Work to be completed: Retrieve every line from the records in which the word "calendar" occurs.

Information supplied:
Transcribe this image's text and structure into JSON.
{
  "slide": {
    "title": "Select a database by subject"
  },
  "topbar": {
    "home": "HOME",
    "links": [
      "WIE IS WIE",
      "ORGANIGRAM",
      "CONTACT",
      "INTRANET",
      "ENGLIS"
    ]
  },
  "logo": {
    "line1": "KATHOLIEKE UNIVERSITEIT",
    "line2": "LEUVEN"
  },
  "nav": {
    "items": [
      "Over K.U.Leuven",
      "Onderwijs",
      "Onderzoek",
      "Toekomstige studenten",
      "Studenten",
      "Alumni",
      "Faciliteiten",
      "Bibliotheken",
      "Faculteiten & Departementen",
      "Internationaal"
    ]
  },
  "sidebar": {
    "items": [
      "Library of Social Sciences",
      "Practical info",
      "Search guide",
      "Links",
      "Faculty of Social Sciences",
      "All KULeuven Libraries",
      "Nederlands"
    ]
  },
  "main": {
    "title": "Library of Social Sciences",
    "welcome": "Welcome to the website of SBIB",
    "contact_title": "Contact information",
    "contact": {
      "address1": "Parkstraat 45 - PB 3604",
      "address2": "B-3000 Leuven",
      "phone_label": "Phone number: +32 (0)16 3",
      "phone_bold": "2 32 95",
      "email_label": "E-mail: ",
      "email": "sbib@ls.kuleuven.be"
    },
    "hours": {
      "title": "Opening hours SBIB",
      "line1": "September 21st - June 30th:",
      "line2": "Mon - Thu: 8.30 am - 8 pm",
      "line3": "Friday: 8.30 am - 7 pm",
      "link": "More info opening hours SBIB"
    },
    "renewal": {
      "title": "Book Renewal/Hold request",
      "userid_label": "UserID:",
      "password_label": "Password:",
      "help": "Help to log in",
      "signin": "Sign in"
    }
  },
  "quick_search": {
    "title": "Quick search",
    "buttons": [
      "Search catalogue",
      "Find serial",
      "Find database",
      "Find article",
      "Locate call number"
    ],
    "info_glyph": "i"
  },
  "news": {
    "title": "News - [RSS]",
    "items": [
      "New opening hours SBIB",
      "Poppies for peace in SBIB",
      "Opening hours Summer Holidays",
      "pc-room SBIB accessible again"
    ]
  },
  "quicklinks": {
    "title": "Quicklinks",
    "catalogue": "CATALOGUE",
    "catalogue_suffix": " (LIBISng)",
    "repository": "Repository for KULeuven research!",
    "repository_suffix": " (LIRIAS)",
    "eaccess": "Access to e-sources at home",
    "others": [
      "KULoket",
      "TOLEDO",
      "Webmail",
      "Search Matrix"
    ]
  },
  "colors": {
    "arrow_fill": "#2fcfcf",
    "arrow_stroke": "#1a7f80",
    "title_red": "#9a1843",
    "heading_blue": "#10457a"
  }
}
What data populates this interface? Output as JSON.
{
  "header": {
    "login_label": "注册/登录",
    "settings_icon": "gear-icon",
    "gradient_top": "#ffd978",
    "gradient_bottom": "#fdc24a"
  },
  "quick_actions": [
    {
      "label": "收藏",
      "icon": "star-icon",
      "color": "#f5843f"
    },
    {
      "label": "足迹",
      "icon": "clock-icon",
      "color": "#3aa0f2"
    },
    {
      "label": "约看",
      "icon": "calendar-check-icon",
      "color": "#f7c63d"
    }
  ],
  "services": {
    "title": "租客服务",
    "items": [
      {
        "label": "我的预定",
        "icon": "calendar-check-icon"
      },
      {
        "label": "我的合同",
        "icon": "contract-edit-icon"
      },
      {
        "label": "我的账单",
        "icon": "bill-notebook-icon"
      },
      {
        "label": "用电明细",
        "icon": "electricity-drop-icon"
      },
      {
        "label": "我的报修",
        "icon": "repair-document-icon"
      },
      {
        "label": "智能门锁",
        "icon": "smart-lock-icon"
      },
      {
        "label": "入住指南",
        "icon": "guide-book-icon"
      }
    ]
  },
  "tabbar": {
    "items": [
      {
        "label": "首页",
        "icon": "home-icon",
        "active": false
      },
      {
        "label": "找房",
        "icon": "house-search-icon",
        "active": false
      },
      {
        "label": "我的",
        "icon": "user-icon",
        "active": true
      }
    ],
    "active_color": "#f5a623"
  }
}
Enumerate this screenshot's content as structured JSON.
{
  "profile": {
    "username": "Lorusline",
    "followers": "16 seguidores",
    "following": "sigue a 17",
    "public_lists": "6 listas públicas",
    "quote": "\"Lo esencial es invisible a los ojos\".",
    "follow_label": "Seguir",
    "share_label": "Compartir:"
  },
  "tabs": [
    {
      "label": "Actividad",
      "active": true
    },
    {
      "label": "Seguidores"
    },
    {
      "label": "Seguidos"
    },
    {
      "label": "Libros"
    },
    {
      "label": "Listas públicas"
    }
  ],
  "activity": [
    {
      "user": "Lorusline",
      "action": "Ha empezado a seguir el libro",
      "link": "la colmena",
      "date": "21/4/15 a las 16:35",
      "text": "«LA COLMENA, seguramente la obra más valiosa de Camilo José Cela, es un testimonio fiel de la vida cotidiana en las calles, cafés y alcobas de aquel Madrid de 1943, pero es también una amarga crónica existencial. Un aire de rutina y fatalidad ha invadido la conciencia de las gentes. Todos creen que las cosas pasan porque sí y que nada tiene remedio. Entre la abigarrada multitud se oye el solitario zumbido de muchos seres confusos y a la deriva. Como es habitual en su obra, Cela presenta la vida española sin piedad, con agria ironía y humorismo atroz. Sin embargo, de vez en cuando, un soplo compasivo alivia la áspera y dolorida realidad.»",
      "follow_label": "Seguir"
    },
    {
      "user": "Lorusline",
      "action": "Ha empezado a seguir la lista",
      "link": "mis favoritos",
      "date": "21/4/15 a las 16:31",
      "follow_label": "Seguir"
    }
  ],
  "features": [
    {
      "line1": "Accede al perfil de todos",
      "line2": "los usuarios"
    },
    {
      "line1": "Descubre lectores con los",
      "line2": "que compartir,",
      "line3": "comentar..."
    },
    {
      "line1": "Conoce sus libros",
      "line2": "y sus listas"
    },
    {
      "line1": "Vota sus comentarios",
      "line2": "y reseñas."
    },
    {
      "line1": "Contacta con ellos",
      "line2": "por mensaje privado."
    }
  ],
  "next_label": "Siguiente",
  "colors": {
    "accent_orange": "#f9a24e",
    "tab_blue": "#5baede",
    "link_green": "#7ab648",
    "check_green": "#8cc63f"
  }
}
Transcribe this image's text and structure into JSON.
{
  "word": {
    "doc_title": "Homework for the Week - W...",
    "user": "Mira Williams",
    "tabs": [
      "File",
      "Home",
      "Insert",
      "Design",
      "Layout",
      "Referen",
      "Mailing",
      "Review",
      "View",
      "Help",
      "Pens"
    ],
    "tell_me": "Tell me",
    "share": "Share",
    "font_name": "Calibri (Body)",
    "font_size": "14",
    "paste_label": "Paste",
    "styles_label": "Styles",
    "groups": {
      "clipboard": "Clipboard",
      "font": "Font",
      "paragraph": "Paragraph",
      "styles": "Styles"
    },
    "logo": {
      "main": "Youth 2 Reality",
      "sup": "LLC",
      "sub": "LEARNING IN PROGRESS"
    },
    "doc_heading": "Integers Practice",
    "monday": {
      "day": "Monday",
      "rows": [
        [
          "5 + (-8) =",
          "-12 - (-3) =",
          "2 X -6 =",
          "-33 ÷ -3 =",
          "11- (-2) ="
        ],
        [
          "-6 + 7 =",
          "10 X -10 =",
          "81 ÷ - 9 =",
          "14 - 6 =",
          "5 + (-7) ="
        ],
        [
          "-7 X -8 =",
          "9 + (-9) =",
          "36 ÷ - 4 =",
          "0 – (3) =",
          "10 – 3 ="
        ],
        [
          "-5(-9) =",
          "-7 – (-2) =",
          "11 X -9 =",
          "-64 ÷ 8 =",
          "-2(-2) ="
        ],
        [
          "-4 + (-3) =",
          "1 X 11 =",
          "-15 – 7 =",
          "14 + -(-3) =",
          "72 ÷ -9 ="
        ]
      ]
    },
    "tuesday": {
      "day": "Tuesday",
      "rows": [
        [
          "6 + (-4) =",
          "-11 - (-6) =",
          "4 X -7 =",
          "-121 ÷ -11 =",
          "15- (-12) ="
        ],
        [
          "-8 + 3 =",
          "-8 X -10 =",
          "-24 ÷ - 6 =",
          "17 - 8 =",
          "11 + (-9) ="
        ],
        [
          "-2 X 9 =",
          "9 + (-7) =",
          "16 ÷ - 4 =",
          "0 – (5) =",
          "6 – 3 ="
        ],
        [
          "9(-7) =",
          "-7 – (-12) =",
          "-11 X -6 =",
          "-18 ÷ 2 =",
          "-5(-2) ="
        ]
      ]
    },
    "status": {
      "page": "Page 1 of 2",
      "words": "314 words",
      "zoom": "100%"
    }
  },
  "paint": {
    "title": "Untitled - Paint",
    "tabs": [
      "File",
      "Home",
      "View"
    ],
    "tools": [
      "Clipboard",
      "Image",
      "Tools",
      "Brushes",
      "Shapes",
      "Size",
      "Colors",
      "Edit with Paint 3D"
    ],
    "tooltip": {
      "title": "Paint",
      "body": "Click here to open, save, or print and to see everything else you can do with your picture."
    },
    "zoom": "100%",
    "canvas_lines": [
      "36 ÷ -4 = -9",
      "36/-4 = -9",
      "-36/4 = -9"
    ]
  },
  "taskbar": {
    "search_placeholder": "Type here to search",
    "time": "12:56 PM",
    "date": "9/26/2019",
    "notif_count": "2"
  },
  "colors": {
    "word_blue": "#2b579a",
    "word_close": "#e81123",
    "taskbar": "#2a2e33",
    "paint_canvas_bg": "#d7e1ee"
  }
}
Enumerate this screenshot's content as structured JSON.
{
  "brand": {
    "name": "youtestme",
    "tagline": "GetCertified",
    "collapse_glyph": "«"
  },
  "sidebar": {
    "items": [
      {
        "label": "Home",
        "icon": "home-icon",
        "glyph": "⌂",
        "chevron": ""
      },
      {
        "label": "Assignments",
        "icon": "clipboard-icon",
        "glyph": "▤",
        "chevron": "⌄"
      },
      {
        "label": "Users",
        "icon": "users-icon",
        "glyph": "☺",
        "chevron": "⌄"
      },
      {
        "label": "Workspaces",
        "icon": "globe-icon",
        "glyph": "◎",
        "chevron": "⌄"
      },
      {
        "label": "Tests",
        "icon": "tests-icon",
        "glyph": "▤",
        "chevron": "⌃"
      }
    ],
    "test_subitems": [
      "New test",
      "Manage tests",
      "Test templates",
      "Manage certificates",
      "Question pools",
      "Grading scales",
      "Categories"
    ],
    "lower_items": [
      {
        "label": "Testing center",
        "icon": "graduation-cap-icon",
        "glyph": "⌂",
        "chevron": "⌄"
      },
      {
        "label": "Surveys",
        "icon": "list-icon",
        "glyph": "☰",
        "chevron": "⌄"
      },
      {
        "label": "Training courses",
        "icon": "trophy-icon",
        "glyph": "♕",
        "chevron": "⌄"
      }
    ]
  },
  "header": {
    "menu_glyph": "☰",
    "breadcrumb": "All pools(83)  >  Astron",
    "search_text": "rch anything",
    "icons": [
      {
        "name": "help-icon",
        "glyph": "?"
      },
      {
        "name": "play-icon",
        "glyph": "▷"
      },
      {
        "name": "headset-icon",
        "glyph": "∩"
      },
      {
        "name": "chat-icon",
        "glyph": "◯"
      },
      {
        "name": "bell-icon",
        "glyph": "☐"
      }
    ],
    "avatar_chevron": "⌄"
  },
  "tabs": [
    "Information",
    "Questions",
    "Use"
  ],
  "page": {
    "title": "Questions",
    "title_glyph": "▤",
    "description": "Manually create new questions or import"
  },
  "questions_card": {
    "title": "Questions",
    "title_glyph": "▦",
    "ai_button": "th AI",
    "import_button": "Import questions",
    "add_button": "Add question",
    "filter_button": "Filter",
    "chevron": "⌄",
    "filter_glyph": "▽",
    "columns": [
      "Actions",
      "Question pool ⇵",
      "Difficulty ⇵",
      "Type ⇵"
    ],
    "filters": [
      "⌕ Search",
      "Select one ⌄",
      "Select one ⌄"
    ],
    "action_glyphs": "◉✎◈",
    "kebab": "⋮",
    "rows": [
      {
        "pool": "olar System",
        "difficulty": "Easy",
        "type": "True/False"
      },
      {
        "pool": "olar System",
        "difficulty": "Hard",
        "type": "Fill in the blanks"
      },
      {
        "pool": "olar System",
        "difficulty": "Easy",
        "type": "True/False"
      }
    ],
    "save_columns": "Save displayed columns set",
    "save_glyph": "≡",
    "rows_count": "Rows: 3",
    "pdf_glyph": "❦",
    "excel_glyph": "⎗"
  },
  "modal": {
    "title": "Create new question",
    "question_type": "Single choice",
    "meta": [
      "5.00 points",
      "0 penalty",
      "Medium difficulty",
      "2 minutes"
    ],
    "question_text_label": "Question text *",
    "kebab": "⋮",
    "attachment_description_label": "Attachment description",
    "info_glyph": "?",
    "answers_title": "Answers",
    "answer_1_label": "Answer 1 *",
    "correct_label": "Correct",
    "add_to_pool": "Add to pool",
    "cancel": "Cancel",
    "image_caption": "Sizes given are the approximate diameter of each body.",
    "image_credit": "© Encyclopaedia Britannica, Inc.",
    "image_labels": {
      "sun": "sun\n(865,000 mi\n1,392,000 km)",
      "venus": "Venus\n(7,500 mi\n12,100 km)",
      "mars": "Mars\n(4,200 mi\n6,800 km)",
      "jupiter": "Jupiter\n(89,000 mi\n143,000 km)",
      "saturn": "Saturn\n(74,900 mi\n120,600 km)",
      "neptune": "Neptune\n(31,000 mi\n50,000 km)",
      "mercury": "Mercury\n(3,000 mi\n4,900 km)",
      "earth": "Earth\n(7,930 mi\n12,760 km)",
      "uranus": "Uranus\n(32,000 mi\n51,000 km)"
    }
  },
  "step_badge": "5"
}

Solution:
      "icon": "calendar-check-icon",
        "icon": "calendar-check-icon"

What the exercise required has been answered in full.